"The soda industry does have a history of fudging these petitions, including taking advantage of businesses where the owners don't speak English, which is very Trumpian," said Kenney spokeswoman Lauren Hitt, referring to reports out of Colorado and San Francisco. "I guess they decided to go all the way this time and just sign his name."
Hitt said Kenney's office also has heard from petition signers who changed their minds about opposing the tax after they learned that the money would fund pre-K; community schools; and rebuilding parks, rec centers, and libraries.
Clout asked Philadelphians Against the Grocery Tax spokesman Anthony Campisi about Trump's signature. Scarily, Campisi seemed to have talking points ready for this specific scenario.
"If President Trump is against the tax, then it would probably be one of the few things both he and Sen. Bernie Sanders agree on, which just underscores what a bad idea beverage taxes are," Campisi said. "And they're in good company. Nearly 60 percent of Philadelphia voters oppose this tax, as do 57 percent of Santa Fe voters who decisively rejected a similar tax at the polls earlier this month. We're happy for the bipartisan support."
Did you lie to us, Seth?
The feds on Tuesday filed more criminal charges against District Attorney Seth Williams, accusing him of illegally using his political action committee for expensive outings with his girlfriend at the Union League on South Broad Street.
It was known for years that Williams used his PAC to hang out in the ritzy private club, smoking cigars and rubbing shoulders with the city's bigwigs. But his attendance had fallen off as the scrutiny of the federal investigation grew larger.
BigTrial.net reported March 1 (three weeks before Williams first was indicted) that the district attorney had been turned away from the Union League a week before for unpaid dues. The website, which covers the legal community, said Williams again was turned away later the same evening after he returned with a check drawn from his PAC.
Asked March 2 if the post was accurate, Williams said, "Not at all. It is what it is," as he shook his head and walked away.

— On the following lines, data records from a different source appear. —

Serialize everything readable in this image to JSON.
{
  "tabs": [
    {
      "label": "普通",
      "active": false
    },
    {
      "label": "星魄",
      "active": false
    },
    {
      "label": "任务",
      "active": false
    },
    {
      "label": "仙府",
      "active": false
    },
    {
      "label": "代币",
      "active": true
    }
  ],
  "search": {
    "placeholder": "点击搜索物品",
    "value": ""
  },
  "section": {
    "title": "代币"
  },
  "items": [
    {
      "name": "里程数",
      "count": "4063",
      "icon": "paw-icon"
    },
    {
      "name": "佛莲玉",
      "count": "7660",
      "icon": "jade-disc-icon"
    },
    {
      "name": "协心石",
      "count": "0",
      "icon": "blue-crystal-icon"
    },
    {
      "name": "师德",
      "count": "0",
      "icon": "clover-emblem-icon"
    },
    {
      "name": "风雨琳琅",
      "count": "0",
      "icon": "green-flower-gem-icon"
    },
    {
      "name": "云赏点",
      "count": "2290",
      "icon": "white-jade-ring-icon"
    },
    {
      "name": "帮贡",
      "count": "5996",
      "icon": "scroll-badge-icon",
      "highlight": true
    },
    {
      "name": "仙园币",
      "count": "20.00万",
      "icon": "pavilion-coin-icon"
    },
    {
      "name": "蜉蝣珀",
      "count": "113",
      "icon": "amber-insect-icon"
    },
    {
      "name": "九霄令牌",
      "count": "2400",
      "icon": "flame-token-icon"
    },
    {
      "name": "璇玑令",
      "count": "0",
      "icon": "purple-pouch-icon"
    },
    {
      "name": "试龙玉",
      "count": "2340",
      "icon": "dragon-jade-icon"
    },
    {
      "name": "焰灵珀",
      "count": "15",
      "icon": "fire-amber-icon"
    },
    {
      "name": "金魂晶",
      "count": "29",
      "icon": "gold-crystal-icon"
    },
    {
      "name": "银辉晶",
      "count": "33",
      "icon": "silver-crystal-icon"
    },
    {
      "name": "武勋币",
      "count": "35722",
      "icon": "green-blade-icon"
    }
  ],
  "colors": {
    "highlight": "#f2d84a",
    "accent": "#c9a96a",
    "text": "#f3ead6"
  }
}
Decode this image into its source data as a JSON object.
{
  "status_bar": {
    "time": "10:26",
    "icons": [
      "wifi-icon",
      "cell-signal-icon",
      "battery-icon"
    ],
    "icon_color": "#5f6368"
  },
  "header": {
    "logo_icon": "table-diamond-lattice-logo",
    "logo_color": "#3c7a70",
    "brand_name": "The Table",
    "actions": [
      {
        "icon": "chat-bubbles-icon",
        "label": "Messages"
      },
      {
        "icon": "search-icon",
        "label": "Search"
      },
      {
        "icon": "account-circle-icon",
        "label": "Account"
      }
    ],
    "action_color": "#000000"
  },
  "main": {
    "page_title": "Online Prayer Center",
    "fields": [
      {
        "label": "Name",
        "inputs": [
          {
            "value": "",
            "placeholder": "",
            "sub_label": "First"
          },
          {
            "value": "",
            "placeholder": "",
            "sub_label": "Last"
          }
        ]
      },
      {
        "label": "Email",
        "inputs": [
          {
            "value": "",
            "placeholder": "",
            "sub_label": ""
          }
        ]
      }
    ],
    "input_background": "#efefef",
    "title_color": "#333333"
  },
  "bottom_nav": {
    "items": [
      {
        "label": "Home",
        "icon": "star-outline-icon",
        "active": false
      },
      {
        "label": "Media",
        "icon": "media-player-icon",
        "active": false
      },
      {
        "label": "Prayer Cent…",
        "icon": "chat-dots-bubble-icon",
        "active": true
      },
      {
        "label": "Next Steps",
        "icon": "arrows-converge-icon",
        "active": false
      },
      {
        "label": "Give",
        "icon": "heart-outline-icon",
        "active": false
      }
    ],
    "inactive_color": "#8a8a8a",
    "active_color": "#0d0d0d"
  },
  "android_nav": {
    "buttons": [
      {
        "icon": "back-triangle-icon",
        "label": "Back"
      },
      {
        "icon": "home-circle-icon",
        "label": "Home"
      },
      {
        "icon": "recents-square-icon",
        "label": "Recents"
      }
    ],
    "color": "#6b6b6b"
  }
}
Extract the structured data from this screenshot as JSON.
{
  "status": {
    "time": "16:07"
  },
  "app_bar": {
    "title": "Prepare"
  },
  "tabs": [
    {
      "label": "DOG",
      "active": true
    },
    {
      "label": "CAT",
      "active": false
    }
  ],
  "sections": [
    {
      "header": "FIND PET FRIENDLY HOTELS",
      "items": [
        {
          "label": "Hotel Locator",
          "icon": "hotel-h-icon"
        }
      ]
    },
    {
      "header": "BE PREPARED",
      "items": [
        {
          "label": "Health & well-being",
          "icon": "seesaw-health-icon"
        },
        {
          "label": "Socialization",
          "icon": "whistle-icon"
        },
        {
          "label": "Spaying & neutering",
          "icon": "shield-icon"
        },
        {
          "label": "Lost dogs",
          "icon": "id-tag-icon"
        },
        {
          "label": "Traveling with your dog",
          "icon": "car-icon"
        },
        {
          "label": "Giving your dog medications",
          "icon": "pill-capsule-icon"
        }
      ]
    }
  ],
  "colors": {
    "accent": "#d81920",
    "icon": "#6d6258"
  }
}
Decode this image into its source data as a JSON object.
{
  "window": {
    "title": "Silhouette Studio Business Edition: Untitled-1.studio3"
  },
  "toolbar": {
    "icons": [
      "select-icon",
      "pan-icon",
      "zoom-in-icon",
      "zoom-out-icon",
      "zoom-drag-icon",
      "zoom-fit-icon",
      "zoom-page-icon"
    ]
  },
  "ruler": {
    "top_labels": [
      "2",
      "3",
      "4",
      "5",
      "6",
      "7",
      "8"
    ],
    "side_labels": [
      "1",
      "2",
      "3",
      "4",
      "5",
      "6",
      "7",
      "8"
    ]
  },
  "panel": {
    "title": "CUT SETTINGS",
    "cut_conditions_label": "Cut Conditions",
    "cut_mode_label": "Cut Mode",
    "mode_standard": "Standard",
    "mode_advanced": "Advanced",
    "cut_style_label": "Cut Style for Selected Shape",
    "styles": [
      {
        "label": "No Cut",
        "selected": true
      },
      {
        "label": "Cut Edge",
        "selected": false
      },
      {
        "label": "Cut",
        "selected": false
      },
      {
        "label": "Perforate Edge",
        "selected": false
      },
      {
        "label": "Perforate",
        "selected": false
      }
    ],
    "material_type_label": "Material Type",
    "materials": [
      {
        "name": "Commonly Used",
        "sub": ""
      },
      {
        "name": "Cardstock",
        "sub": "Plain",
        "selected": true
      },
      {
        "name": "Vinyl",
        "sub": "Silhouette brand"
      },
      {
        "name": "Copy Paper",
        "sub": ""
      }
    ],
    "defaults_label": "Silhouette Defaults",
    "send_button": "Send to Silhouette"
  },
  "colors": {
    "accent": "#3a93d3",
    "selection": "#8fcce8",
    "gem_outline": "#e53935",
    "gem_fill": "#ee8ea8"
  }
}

But a campaign finance report filed April 4 by Williams' PAC suggests that BigTrial.net might have been on to something after all.
That report lists a Feb. 22 expenditure of $5,538.98 for "membership dues" at the Union League. The same report shows a certified check in that amount returned – uncashed – to the PAC's account March 3.
Anyone else here having flashbacks to Trading Places, the 1983 Dan Aykroyd-Eddie Murphy comedy about a powerful man's fall from grace, with key scenes filmed at the Union League? Cheer up, Seth. Aykroyd's character, Louis Winthorpe III, gets it all back and more at the end of the movie.
Staff writers David Gambacorta, Chris Brennan, and William Bender contributed to this column. Tips: firstname.lastname@example.org.